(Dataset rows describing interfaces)
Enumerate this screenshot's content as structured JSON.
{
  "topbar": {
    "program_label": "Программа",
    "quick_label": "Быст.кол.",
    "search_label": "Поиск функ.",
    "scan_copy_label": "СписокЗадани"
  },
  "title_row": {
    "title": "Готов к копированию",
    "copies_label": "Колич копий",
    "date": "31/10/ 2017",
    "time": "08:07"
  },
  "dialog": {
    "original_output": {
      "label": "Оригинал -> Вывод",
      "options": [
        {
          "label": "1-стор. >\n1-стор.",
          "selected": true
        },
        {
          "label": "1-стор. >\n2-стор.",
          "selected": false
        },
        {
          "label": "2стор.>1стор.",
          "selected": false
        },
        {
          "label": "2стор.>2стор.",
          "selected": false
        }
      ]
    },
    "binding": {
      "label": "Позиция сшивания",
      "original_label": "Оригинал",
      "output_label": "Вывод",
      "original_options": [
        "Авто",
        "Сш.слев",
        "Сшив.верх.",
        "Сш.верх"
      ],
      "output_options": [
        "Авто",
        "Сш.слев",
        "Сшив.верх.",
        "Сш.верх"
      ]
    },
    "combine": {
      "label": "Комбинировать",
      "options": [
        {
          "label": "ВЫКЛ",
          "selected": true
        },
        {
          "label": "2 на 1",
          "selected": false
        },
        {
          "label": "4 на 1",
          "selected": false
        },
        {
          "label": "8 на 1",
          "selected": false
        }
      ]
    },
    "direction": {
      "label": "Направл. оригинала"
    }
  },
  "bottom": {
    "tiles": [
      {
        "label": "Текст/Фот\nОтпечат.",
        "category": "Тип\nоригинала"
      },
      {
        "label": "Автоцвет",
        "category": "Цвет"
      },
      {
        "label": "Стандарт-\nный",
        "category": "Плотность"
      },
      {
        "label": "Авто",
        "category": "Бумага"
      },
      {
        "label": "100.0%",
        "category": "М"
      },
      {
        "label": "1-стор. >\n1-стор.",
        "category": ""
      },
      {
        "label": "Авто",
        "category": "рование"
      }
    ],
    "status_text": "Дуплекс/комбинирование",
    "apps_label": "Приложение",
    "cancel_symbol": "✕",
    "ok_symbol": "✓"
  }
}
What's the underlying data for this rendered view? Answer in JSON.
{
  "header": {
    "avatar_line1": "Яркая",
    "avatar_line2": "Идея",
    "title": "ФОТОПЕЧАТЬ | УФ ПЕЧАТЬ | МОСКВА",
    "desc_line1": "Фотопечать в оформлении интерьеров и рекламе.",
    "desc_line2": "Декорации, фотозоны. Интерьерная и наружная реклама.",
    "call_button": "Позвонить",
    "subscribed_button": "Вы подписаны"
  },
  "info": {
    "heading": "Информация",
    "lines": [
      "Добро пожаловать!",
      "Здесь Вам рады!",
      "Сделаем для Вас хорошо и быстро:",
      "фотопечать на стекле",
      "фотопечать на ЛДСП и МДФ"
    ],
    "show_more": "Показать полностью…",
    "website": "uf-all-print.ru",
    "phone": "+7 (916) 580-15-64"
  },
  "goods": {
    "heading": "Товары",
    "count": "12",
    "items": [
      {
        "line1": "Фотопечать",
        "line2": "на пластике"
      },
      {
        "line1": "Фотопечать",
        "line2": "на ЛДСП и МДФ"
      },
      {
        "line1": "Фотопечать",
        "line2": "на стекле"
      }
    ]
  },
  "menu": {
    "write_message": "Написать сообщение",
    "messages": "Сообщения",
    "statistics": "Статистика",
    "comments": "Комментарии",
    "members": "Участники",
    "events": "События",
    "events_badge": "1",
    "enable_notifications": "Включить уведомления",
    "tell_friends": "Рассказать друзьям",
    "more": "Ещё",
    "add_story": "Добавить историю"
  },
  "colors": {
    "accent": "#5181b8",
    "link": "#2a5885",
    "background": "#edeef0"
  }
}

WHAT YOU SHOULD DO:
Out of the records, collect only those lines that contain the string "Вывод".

RESULT:
      "label": "Оригинал -> Вывод",
      "output_label": "Вывод",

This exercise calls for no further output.